What you should do: Could you show all lines in the entries below that contain the string "letter"?
:: Material for this exercise ::
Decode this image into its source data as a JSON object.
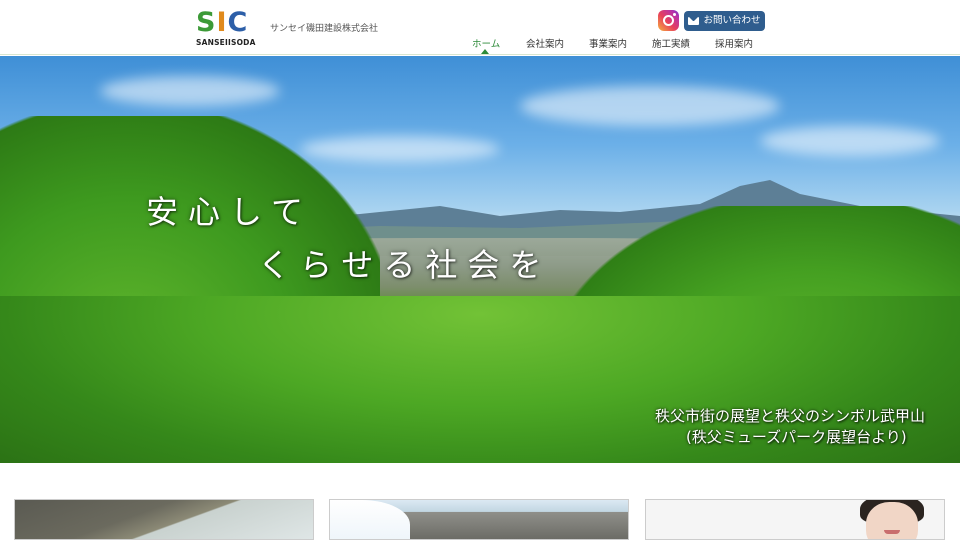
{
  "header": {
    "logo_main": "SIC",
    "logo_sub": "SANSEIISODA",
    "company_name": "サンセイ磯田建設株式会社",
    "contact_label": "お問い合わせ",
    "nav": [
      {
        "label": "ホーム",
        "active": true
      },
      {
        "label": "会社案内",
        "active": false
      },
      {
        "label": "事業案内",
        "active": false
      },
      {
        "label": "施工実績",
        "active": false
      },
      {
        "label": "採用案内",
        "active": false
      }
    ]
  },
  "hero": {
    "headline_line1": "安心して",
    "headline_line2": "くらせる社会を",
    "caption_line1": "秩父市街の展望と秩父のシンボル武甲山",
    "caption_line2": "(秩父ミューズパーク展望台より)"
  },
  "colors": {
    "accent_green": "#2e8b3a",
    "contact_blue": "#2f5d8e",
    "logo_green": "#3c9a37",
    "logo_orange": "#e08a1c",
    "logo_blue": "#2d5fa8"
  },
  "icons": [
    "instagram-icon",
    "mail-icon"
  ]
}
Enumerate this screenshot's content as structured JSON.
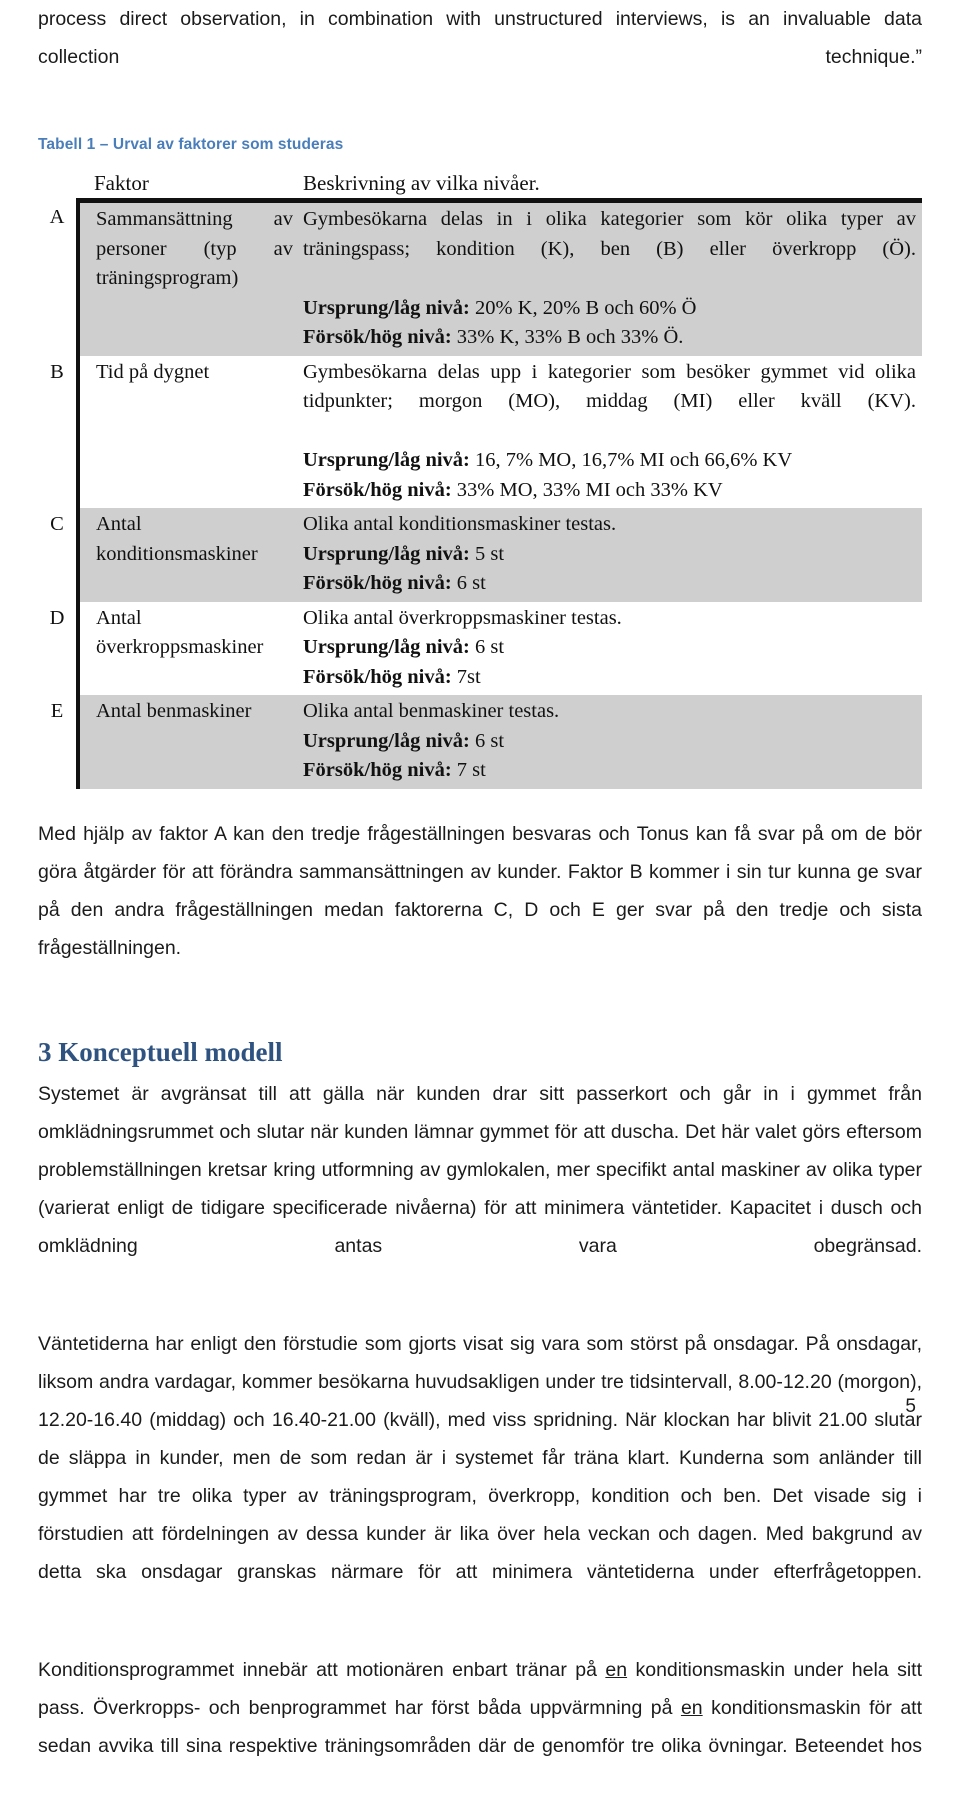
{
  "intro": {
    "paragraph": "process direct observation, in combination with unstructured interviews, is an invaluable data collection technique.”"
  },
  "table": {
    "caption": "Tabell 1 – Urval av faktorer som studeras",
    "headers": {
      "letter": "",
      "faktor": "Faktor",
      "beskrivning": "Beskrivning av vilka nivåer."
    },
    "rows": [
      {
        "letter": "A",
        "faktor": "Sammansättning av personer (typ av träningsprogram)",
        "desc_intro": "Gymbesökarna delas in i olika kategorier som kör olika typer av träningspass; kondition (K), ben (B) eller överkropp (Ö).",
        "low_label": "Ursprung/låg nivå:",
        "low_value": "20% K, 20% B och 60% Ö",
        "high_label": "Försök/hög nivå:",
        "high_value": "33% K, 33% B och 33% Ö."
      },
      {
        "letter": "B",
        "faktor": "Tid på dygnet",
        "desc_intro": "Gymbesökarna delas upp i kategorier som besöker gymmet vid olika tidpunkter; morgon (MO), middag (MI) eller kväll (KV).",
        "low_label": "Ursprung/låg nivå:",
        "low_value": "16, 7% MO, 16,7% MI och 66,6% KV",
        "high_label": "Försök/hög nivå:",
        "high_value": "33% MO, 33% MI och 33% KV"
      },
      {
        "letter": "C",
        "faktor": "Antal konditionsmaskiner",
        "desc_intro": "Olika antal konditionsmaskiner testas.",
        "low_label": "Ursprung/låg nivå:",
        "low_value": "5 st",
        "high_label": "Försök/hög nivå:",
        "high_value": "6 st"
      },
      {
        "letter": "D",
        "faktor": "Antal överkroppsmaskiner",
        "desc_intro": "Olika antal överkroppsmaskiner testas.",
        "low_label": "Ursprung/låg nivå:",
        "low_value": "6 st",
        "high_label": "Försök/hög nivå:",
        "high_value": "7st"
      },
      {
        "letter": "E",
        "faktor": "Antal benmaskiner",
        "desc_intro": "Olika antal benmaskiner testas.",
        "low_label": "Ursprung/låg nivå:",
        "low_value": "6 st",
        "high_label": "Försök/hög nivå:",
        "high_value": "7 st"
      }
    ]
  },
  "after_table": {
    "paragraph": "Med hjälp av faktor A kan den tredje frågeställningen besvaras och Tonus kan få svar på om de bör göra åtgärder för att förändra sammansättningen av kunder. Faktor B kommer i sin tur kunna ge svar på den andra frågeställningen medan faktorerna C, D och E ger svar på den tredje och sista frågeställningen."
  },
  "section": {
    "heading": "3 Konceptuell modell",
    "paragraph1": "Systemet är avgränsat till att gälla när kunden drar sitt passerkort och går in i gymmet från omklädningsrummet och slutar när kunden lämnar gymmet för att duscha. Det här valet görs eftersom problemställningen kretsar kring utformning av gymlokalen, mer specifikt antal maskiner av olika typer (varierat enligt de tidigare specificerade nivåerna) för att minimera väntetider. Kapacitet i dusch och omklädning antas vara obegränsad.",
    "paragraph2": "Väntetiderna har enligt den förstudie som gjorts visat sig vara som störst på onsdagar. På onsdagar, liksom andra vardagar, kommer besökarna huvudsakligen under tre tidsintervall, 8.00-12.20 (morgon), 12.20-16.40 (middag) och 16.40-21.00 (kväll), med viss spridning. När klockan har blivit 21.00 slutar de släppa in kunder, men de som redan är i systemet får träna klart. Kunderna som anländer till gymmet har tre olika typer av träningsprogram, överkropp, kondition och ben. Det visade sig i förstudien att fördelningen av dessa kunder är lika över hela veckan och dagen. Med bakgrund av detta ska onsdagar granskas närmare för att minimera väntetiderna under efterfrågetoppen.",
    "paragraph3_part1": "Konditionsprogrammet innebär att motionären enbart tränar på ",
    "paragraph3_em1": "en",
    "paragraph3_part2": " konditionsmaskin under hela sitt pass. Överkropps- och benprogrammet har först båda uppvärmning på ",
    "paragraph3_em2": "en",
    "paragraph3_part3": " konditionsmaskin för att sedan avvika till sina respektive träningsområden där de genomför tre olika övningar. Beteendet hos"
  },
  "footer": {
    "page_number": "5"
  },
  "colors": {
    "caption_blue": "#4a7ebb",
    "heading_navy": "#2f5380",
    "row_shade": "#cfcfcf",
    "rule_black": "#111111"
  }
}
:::
Solution to the exercise:
      "letter": "",
        "letter": "A",
        "letter": "B",
        "letter": "C",
        "letter": "D",
        "letter": "E",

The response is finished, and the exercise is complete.